======== Data under study
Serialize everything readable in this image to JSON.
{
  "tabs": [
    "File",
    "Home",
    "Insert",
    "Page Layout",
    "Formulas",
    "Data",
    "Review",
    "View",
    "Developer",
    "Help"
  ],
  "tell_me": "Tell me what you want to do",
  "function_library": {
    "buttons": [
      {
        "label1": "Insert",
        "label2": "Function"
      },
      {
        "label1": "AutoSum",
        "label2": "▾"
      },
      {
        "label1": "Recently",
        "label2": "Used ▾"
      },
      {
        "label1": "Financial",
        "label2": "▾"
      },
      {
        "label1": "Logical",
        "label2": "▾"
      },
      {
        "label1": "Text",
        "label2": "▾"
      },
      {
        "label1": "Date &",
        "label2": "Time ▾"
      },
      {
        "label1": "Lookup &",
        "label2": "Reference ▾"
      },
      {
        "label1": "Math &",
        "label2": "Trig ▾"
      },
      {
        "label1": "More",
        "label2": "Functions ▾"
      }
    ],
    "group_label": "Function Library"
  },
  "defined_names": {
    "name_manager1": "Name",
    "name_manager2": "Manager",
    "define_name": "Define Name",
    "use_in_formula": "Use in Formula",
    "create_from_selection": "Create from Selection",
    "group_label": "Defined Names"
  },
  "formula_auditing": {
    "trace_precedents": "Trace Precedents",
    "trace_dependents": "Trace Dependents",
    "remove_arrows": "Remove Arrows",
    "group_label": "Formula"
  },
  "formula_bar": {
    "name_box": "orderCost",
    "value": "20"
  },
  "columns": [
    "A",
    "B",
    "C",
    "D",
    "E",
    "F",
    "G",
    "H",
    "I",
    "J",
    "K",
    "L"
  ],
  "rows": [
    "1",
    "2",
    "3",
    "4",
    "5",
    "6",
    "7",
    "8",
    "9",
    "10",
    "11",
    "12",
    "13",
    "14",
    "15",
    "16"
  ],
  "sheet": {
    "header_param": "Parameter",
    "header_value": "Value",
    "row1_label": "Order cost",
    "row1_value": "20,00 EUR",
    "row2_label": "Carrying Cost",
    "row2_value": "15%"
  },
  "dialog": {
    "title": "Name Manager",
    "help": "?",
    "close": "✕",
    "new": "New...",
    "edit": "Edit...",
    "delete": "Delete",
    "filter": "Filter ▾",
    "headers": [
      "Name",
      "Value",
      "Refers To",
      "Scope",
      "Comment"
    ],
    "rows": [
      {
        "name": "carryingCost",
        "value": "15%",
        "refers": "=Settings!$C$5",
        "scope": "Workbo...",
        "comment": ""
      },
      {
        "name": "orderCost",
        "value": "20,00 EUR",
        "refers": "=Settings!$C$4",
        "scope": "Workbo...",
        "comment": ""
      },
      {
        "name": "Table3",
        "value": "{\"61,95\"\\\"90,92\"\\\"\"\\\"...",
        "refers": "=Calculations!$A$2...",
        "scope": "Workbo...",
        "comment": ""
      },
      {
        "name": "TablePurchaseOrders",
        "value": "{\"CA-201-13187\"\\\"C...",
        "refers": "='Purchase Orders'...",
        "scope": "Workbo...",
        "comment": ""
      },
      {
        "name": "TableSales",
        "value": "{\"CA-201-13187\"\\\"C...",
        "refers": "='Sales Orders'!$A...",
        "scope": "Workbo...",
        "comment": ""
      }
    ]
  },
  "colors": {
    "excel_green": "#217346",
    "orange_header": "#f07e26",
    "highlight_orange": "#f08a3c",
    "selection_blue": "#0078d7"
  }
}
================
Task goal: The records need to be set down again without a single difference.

Written solution:
Serialize everything readable in this image to JSON.
{
  "tabs": [
    "File",
    "Home",
    "Insert",
    "Page Layout",
    "Formulas",
    "Data",
    "Review",
    "View",
    "Developer",
    "Help"
  ],
  "tell_me": "Tell me what you want to do",
  "function_library": {
    "buttons": [
      {
        "label1": "Insert",
        "label2": "Function"
      },
      {
        "label1": "AutoSum",
        "label2": "▾"
      },
      {
        "label1": "Recently",
        "label2": "Used ▾"
      },
      {
        "label1": "Financial",
        "label2": "▾"
      },
      {
        "label1": "Logical",
        "label2": "▾"
      },
      {
        "label1": "Text",
        "label2": "▾"
      },
      {
        "label1": "Date &",
        "label2": "Time ▾"
      },
      {
        "label1": "Lookup &",
        "label2": "Reference ▾"
      },
      {
        "label1": "Math &",
        "label2": "Trig ▾"
      },
      {
        "label1": "More",
        "label2": "Functions ▾"
      }
    ],
    "group_label": "Function Library"
  },
  "defined_names": {
    "name_manager1": "Name",
    "name_manager2": "Manager",
    "define_name": "Define Name",
    "use_in_formula": "Use in Formula",
    "create_from_selection": "Create from Selection",
    "group_label": "Defined Names"
  },
  "formula_auditing": {
    "trace_precedents": "Trace Precedents",
    "trace_dependents": "Trace Dependents",
    "remove_arrows": "Remove Arrows",
    "group_label": "Formula"
  },
  "formula_bar": {
    "name_box": "orderCost",
    "value": "20"
  },
  "columns": [
    "A",
    "B",
    "C",
    "D",
    "E",
    "F",
    "G",
    "H",
    "I",
    "J",
    "K",
    "L"
  ],
  "rows": [
    "1",
    "2",
    "3",
    "4",
    "5",
    "6",
    "7",
    "8",
    "9",
    "10",
    "11",
    "12",
    "13",
    "14",
    "15",
    "16"
  ],
  "sheet": {
    "header_param": "Parameter",
    "header_value": "Value",
    "row1_label": "Order cost",
    "row1_value": "20,00 EUR",
    "row2_label": "Carrying Cost",
    "row2_value": "15%"
  },
  "dialog": {
    "title": "Name Manager",
    "help": "?",
    "close": "✕",
    "new": "New...",
    "edit": "Edit...",
    "delete": "Delete",
    "filter": "Filter ▾",
    "headers": [
      "Name",
      "Value",
      "Refers To",
      "Scope",
      "Comment"
    ],
    "rows": [
      {
        "name": "carryingCost",
        "value": "15%",
        "refers": "=Settings!$C$5",
        "scope": "Workbo...",
        "comment": ""
      },
      {
        "name": "orderCost",
        "value": "20,00 EUR",
        "refers": "=Settings!$C$4",
        "scope": "Workbo...",
        "comment": ""
      },
      {
        "name": "Table3",
        "value": "{\"61,95\"\\\"90,92\"\\\"\"\\\"...",
        "refers": "=Calculations!$A$2...",
        "scope": "Workbo...",
        "comment": ""
      },
      {
        "name": "TablePurchaseOrders",
        "value": "{\"CA-201-13187\"\\\"C...",
        "refers": "='Purchase Orders'...",
        "scope": "Workbo...",
        "comment": ""
      },
      {
        "name": "TableSales",
        "value": "{\"CA-201-13187\"\\\"C...",
        "refers": "='Sales Orders'!$A...",
        "scope": "Workbo...",
        "comment": ""
      }
    ]
  },
  "colors": {
    "excel_green": "#217346",
    "orange_header": "#f07e26",
    "highlight_orange": "#f08a3c",
    "selection_blue": "#0078d7"
  }
}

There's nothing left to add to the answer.